DATA: Begin

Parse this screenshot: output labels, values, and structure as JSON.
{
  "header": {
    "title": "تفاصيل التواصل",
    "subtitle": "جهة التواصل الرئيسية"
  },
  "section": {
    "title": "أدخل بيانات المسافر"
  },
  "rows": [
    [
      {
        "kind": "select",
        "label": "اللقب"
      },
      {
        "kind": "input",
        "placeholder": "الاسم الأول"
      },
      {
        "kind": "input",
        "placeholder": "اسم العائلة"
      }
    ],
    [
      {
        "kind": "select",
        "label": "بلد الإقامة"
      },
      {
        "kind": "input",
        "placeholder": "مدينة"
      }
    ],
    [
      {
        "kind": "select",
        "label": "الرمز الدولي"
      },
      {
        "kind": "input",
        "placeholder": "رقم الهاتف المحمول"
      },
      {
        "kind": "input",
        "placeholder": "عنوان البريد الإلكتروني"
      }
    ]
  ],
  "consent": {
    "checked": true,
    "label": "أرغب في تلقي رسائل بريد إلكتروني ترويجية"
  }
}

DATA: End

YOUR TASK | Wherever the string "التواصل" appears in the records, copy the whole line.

ANSWER FOR THE TASK |
    "title": "تفاصيل التواصل",
    "subtitle": "جهة التواصل الرئيسية"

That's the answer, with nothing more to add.